(Element data from apps and pages)
—————
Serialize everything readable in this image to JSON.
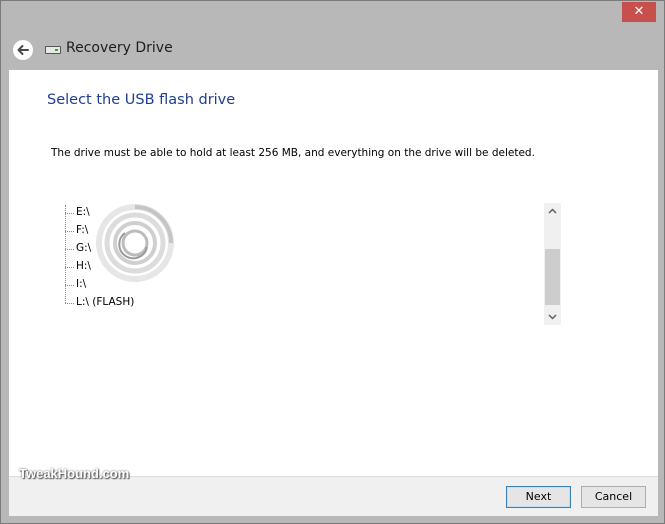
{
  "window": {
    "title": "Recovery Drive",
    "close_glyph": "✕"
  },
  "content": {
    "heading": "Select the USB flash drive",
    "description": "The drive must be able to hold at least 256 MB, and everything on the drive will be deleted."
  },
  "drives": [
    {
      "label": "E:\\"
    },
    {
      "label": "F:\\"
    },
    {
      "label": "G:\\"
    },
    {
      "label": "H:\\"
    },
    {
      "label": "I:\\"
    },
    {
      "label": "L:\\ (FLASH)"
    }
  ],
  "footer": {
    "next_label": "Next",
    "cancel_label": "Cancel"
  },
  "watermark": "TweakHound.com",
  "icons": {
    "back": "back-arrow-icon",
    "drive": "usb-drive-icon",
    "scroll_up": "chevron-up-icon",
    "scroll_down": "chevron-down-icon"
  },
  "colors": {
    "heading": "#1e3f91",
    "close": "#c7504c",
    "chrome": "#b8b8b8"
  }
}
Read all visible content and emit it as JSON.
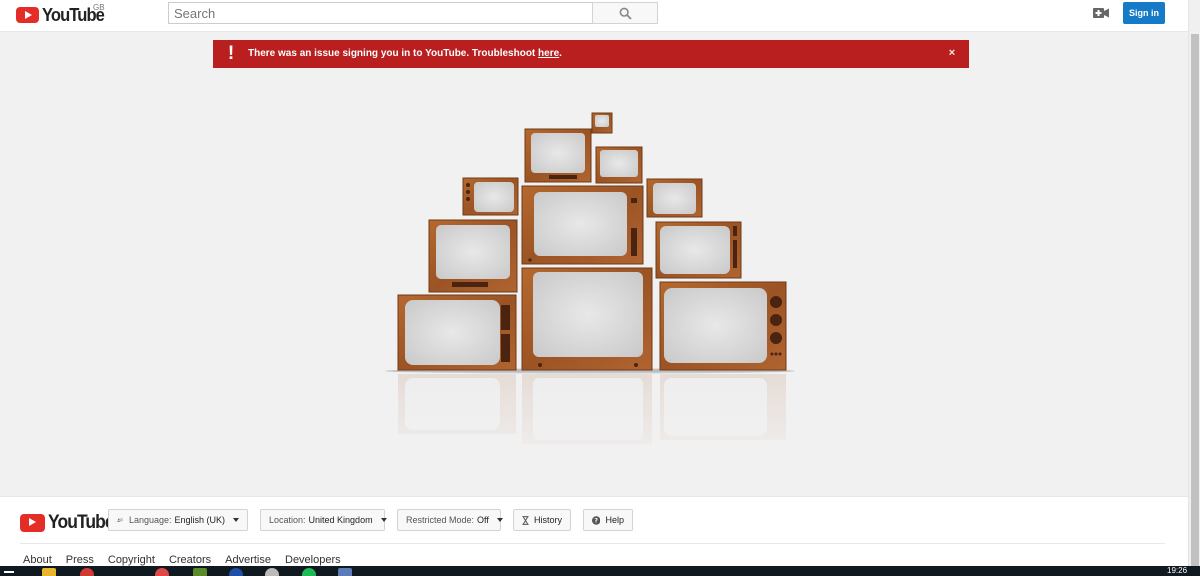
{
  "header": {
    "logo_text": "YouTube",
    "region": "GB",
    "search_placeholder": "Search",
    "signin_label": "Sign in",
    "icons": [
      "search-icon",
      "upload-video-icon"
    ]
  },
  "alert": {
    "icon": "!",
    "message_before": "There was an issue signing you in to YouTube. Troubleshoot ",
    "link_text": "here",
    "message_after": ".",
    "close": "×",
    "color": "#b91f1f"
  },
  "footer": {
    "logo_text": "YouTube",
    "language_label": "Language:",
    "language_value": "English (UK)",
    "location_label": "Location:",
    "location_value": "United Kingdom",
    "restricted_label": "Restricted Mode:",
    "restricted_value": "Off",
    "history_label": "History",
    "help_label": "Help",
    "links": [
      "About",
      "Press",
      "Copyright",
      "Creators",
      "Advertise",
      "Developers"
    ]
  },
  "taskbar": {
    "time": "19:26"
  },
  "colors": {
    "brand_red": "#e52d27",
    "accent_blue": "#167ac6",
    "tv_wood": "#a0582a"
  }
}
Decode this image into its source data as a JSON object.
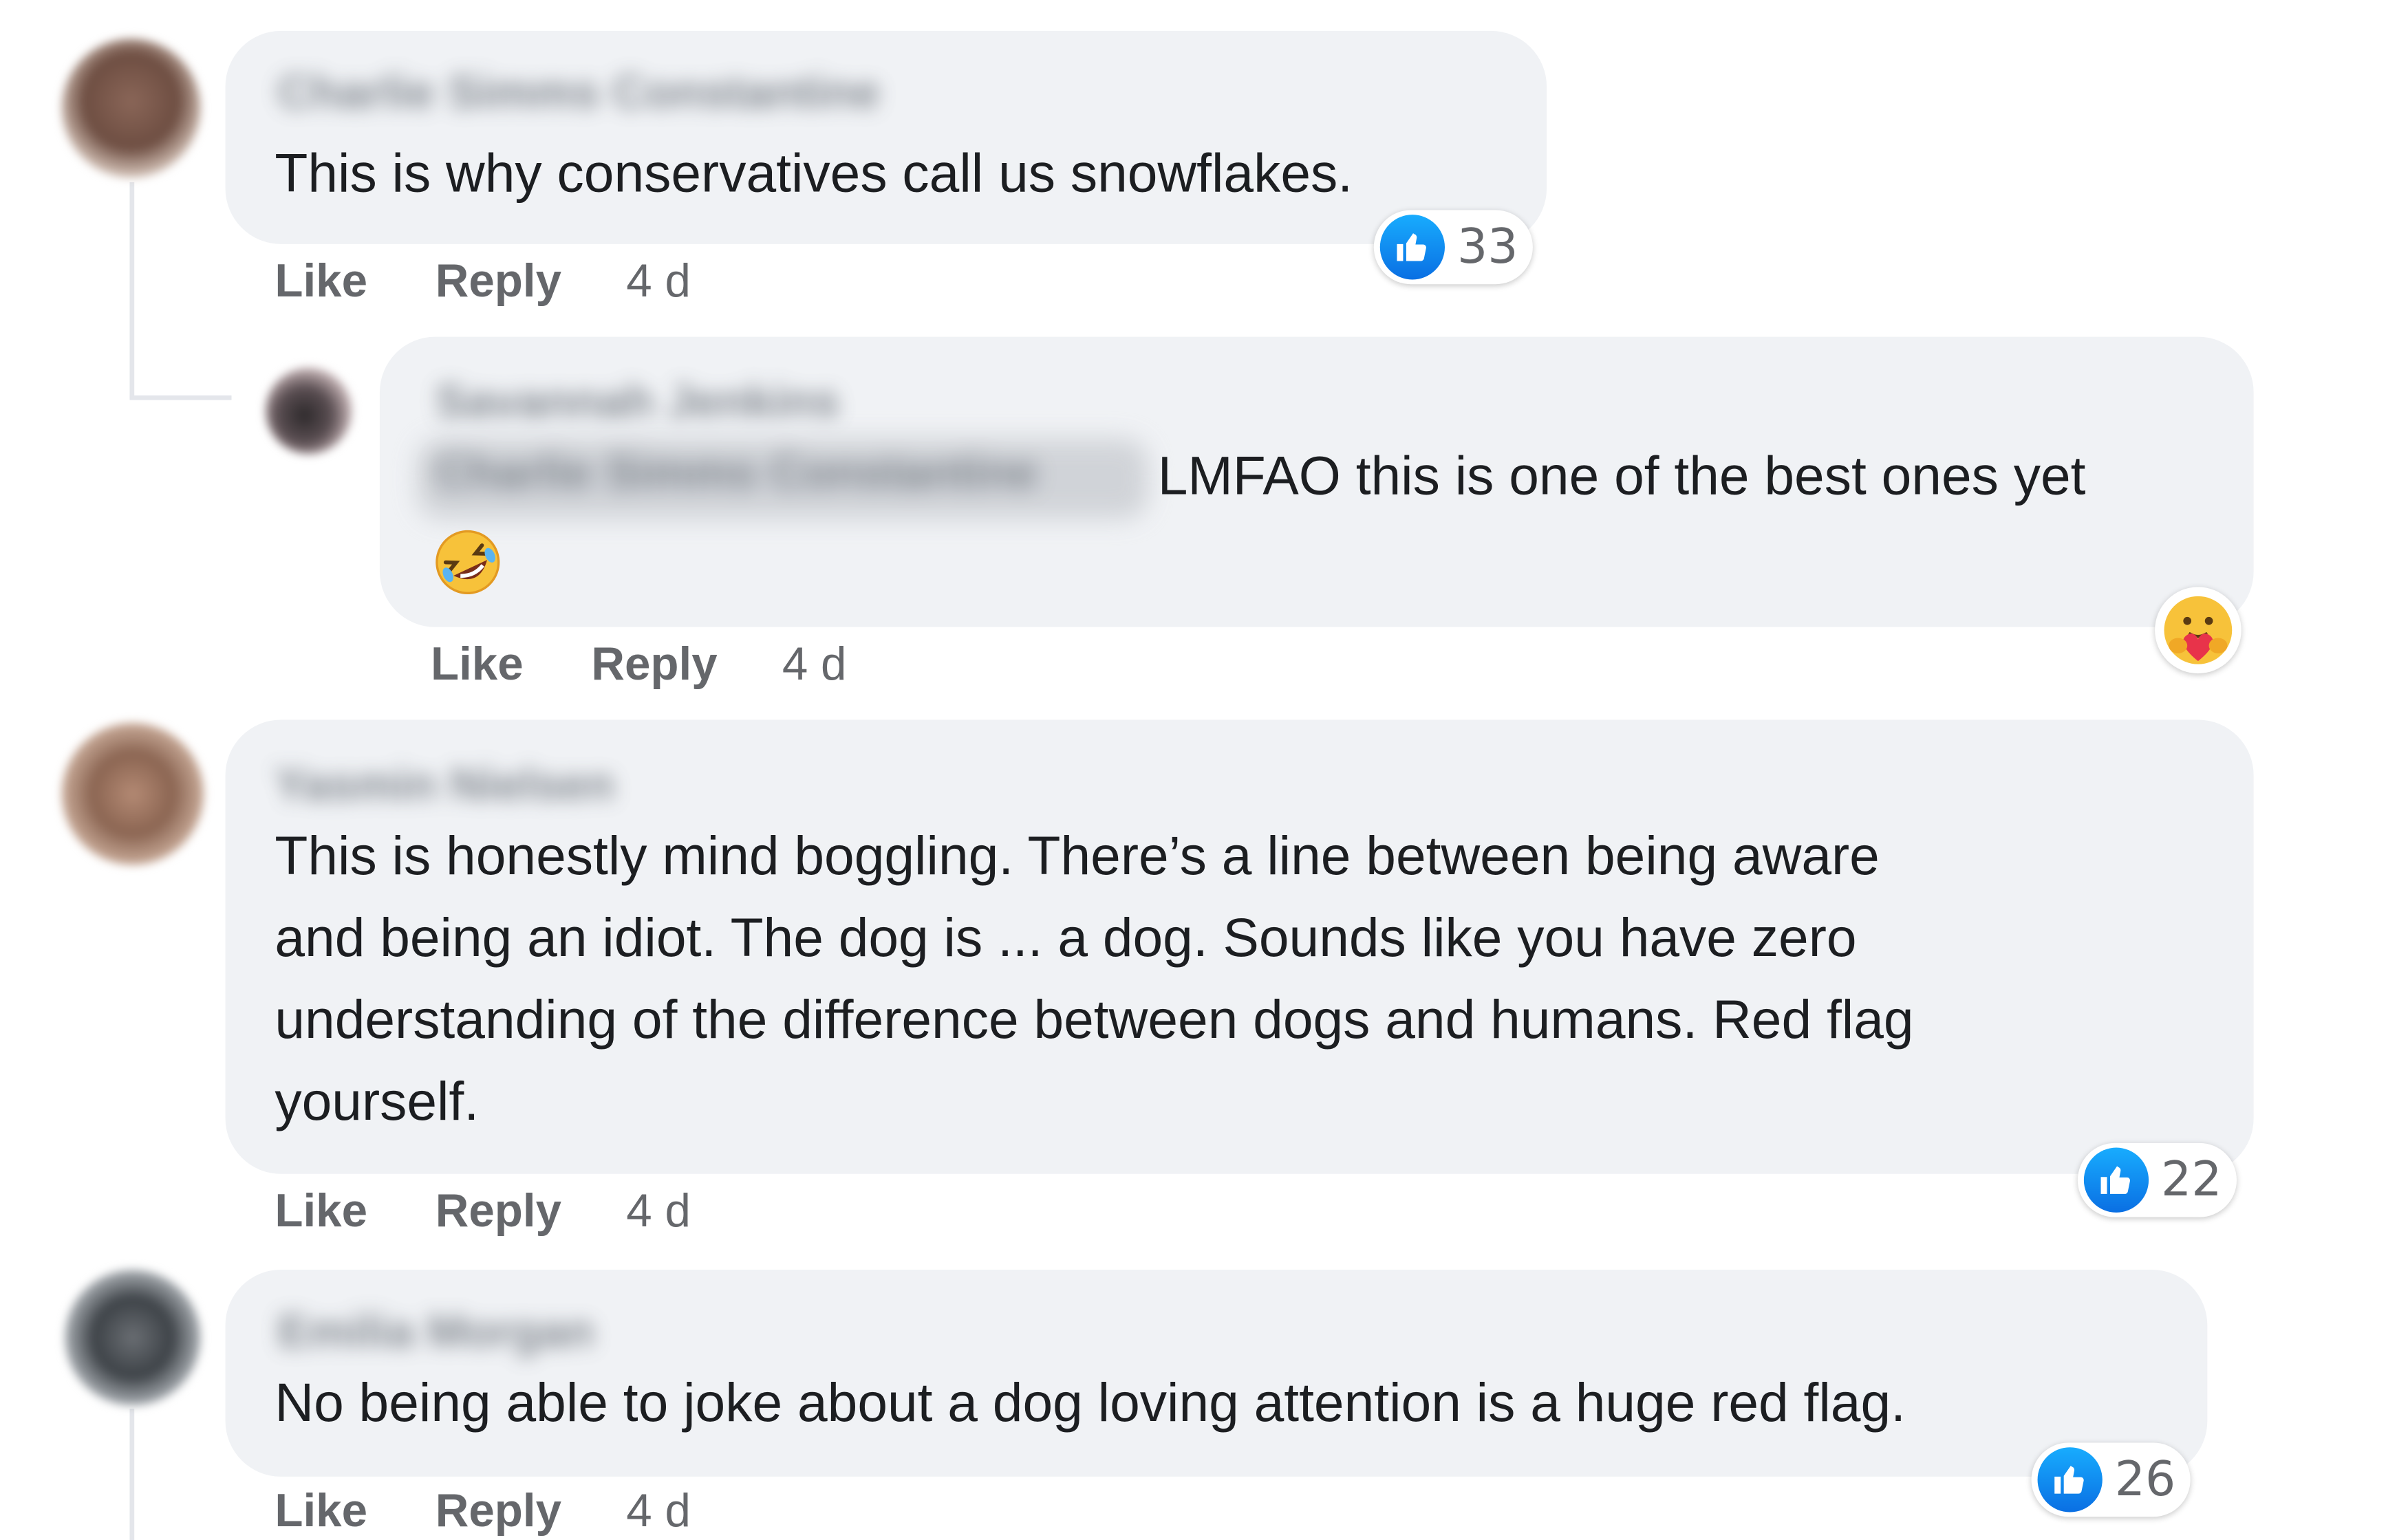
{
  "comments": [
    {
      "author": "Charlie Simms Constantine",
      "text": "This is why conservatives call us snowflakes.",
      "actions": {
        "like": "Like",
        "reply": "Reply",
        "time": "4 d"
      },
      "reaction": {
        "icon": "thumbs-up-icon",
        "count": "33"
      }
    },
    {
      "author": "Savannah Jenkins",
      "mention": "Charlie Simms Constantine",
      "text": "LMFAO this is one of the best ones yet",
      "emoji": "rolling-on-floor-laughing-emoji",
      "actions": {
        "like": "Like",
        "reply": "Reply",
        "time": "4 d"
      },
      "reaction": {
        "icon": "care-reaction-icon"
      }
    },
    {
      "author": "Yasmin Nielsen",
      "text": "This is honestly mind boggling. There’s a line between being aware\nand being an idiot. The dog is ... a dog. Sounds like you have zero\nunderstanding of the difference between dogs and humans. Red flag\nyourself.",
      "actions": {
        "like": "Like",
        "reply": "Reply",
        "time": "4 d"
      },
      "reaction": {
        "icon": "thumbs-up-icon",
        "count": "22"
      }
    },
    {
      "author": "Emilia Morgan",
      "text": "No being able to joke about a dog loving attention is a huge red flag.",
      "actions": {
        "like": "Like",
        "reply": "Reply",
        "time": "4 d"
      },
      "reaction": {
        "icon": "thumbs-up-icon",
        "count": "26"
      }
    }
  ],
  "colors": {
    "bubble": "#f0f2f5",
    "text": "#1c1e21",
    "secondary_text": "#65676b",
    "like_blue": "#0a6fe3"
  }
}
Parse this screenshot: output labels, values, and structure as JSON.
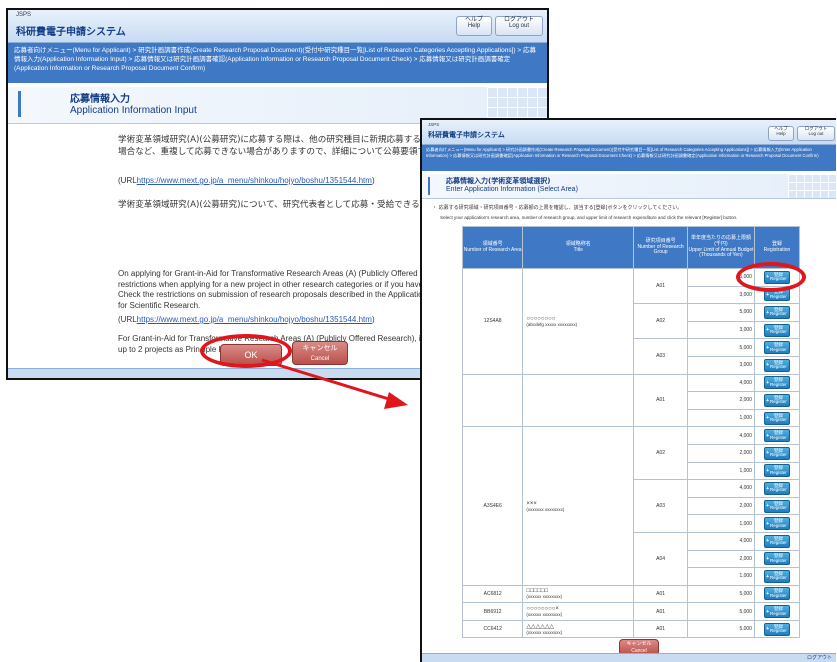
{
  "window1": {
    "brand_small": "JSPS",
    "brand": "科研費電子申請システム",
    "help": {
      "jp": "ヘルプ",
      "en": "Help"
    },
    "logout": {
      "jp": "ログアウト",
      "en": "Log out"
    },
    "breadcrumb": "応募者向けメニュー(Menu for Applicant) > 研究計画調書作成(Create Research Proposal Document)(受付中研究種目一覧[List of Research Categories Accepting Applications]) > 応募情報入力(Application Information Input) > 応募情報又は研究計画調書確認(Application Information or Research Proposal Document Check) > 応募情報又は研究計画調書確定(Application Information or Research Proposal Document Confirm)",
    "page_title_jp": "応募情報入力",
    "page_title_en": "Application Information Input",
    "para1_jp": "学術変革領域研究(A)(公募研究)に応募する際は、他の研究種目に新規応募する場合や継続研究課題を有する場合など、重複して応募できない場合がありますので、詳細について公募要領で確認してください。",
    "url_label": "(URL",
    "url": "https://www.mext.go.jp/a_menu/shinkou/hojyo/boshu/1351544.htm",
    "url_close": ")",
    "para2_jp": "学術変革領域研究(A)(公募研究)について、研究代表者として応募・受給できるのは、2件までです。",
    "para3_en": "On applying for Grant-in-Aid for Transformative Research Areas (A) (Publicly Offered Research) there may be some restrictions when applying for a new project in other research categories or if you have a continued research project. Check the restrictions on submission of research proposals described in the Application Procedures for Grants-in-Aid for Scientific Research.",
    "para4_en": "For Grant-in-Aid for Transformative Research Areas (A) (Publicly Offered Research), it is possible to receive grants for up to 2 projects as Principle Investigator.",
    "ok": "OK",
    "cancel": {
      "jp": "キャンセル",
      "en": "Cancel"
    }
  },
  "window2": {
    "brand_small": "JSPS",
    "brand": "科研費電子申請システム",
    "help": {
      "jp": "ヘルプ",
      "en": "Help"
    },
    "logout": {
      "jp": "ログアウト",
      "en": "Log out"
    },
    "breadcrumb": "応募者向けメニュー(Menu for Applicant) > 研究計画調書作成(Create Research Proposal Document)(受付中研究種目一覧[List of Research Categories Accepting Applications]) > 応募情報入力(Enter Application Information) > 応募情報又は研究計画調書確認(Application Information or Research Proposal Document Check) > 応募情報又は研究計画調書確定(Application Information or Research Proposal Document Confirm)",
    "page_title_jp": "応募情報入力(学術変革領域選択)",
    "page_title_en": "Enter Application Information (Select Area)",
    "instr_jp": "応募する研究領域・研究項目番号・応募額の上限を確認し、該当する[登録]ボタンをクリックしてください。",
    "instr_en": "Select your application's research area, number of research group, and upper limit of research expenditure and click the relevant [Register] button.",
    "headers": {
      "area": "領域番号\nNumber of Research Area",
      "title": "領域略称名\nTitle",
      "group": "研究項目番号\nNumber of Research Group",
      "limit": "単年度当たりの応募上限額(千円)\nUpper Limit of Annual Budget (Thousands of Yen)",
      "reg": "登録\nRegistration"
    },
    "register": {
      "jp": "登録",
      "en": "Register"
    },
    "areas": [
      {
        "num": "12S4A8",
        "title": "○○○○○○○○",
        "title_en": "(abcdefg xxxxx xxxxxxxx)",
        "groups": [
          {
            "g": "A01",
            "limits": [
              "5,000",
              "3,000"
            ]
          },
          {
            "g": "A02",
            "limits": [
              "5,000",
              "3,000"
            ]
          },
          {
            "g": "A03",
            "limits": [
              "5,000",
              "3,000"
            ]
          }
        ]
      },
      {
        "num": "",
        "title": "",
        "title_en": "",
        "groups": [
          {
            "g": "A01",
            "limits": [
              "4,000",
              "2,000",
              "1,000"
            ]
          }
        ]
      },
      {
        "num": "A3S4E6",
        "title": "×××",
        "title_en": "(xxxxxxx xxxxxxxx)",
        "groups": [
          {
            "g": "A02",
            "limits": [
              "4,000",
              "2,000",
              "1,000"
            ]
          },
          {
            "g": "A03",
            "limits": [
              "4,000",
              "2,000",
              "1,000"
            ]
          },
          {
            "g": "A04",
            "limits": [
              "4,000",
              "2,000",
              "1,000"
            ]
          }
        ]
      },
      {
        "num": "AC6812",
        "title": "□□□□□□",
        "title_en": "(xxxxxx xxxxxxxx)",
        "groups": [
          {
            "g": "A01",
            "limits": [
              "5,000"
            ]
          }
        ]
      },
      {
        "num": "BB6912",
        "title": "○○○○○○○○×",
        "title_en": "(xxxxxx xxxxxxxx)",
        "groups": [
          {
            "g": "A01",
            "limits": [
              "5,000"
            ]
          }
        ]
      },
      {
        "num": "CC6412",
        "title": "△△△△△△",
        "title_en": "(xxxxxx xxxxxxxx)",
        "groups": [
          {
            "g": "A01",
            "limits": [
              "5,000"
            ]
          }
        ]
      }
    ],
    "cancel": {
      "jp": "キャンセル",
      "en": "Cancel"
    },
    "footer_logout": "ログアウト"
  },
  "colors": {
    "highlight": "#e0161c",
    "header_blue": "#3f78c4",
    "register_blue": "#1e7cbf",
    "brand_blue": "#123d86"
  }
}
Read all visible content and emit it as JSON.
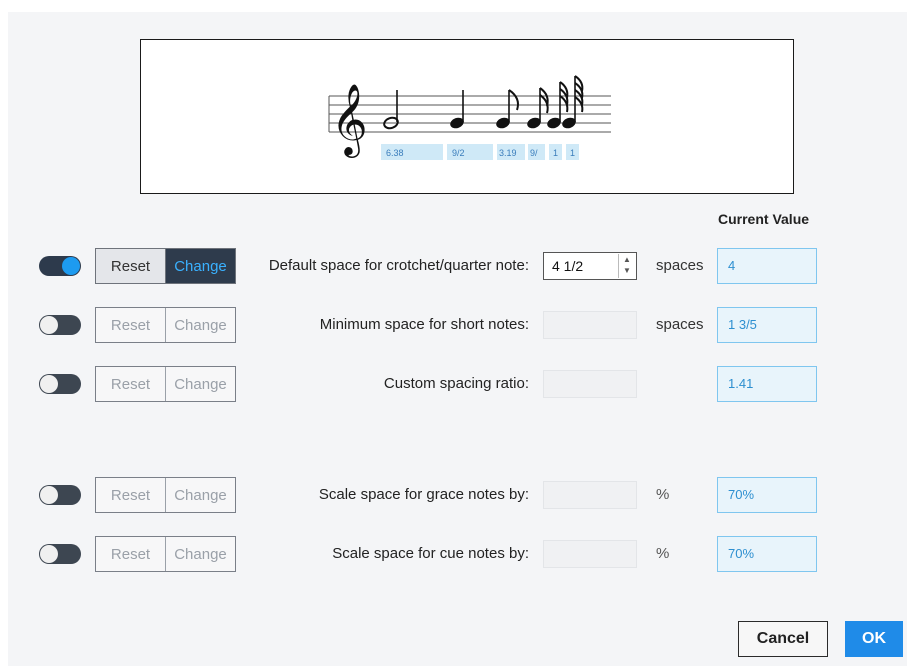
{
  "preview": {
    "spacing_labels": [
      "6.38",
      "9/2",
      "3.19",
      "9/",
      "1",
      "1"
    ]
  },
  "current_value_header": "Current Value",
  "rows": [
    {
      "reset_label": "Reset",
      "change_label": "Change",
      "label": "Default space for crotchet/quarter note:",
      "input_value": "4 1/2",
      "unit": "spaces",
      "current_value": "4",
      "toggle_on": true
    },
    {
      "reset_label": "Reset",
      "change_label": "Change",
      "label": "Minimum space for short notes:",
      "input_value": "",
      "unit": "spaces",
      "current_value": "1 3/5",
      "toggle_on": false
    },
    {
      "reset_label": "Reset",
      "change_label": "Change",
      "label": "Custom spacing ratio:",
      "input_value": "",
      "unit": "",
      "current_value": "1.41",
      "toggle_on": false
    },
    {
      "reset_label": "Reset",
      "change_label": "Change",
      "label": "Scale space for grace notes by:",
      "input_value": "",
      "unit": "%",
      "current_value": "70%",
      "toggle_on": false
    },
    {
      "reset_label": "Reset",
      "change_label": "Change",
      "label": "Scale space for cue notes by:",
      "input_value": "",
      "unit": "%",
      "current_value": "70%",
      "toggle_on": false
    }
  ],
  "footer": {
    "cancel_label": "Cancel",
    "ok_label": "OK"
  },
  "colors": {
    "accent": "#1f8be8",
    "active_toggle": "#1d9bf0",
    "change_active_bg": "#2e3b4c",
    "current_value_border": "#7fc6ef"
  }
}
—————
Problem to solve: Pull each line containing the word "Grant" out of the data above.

Response to the task:
    "para3_en": "On applying for Grant-in-Aid for Transformative Research Areas (A) (Publicly Offered Research) there may be some restrictions when applying for a new project in other research categories or if you have a continued research project. Check the restrictions on submission of research proposals described in the Application Procedures for Grants-in-Aid for Scientific Research.",
    "para4_en": "For Grant-in-Aid for Transformative Research Areas (A) (Publicly Offered Research), it is possible to receive grants for up to 2 projects as Principle Investigator.",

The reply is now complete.